But just as loud, clanging noises damage ears, loud clanging, ungracious, unloving ways of telling God’s story damage hearts and souls.
How can people pass on the good news of God’s amazing love if they can’t hear it? If it hasn’t gone down into the very marrow of their bones? If God’s love is only theoretical, out there somewhere? Does there come a point when what you don’t hear you can’t hear?
We don’t know what damaged the man’s hearing and what made it hard for him to speak. But we do know what Jesus did. Jesus gently led the man aside so he was not on display. Jesus spoke with his hands. He signed what he intended to do. Jesus put his fingers into the man’s ears as if to poke through a blockage. Jesus spat and touched the man’s tongue as if to put the power of speech into the man’s mouth. Jesus groaned in deep, wordless prayer. And then Jesus said, “Ephatha! Be opened.”
Immediately the man’s ears were opened. He could hear! His mouth was opened. He could speak!
How the Lord Jesus must groan now when injured souls, people with damaged spiritual hearing are unable to take in the wonderful words of grace, mercy, forgiveness, power, and life that he wants with all his own being to give us. The Lord Jesus wants that so much for us that he went to the cross for us. The word of the cross is the word of infinite love and everlasting life! Children, can’t you hear it?
How the Lord Jesus must grieve to see people whose ability to love others and speak the word of love to others is crippled.
How the Lord Jesus longs to cradle each and every one of our faces in his hands and to use his fingers to poke through whatever blocks us from hearing the joyous news, “You are my cherished child. Your sins are forgiven. You are safe with me forever.” How Jesus longs to restore to us the joy of salvation!
Jesus is ready to take wounded people of all kinds apart with him this very day, to reach deeply into the ears of their souls where old hardened scars block them from hearing the wondrous word of God’s grace. Where pain and despair make it hard to hear. Where they’ve lost all expectation of hearing words of blessing from God, and from the people of God. The Lord Jesus reaches into their souls to heal them, praying and groaning with sighs too deep for words.
Be opened, Jesus says to them. Be opened, he says to us. Open your heart. Hear the powerful, loving word of the Lord. Open your mouth. Speak the powerful, loving word of the Lord. Open your life and pass that word on.
Be opened! Believe it when one of my people tells you that you are cherished and dear and precious just as you are, and I have good plans for you!

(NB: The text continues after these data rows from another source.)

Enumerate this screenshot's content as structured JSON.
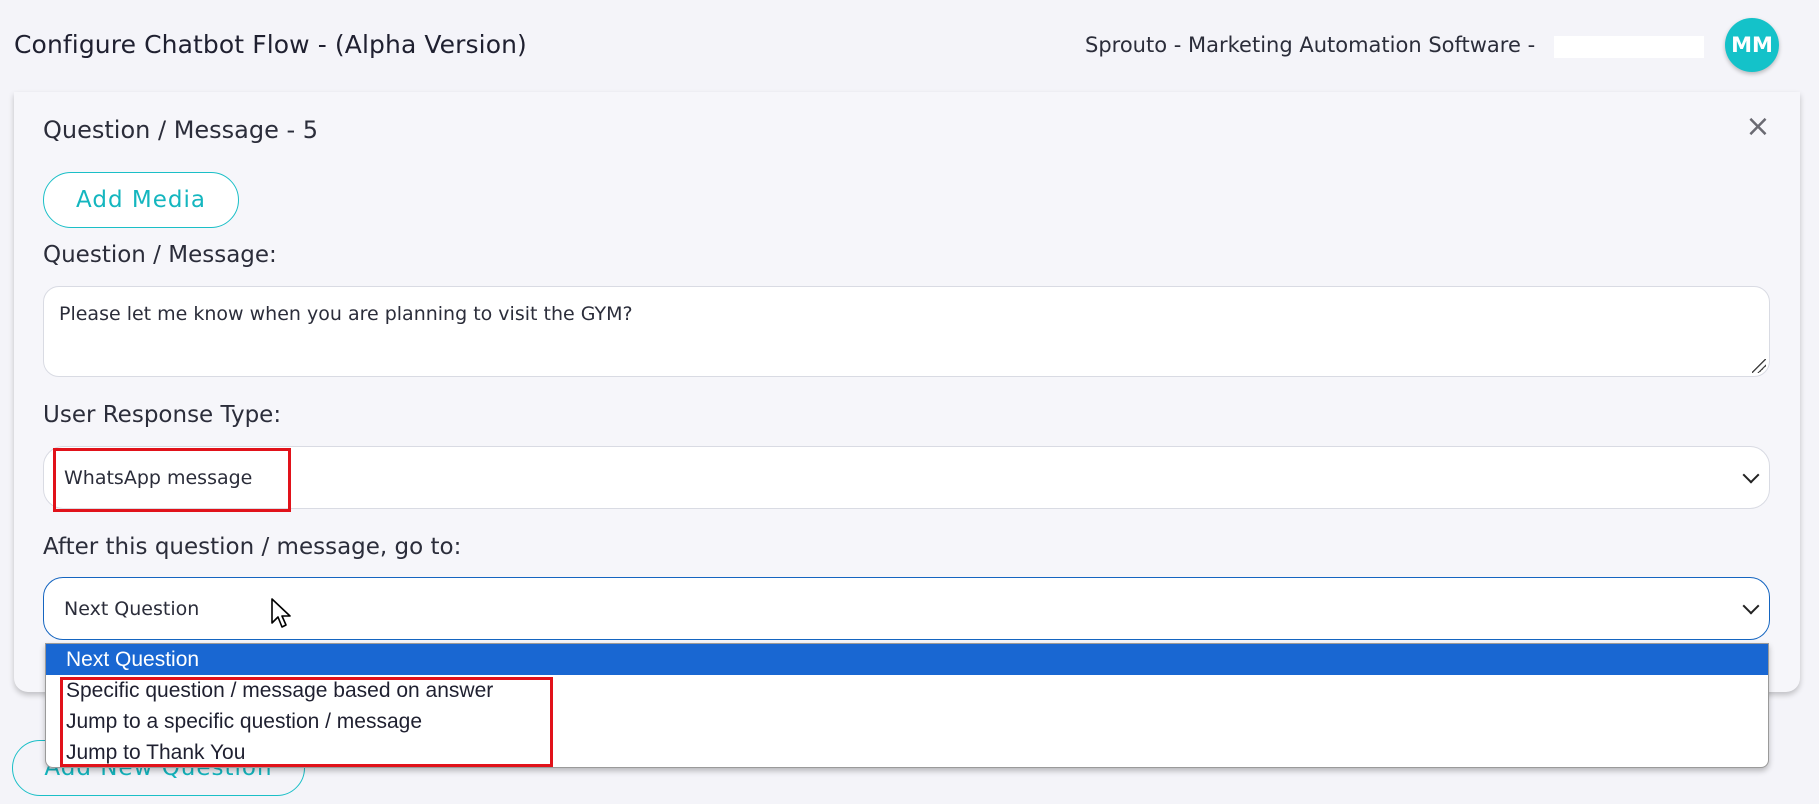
{
  "header": {
    "title": "Configure Chatbot Flow - (Alpha Version)",
    "company": "Sprouto - Marketing Automation Software -",
    "avatar_initials": "MM"
  },
  "card": {
    "title": "Question / Message - 5",
    "close_symbol": "×",
    "add_media_label": "Add Media",
    "message_label": "Question / Message:",
    "message_value": "Please let me know when you are planning to visit the GYM?",
    "response_type_label": "User Response Type:",
    "response_type_value": "WhatsApp message",
    "goto_label": "After this question / message, go to:",
    "goto_value": "Next Question",
    "goto_options": [
      "Next Question",
      "Specific question / message based on answer",
      "Jump to a specific question / message",
      "Jump to Thank You"
    ]
  },
  "footer": {
    "add_question_label": "Add New Question"
  },
  "colors": {
    "accent": "#14b6bf",
    "selection": "#1967d2",
    "highlight": "#e1121a"
  }
}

Be opened! Those harsh noises in your minds and hearts, those voices that tell you that you are trash—they are not the truth! It’s a phantom. It’s ringing in the ears! Don’t listen to it! Listen to my gracious words that are real! Hear the word of the Lord! What’s real is that I have redeemed you, and you are mine!
Be opened, Jesus said to the man, and his ears were opened, and his tongue was set free from its fetters, and he spoke plainly. Everyone was astounded. They exclaimed, “Jesus has done everything well: he even makes the deaf to hear and the mute to speak.”
Sisters and brothers, we don’t have to live with damaged hearing and damaged speaking any more! We can be healed! Jesus sets us free to speak the language of love and grace with our words and with our lives!
Sisters and brothers, I say to you in the name of the Lord Jesus Christ: Be opened!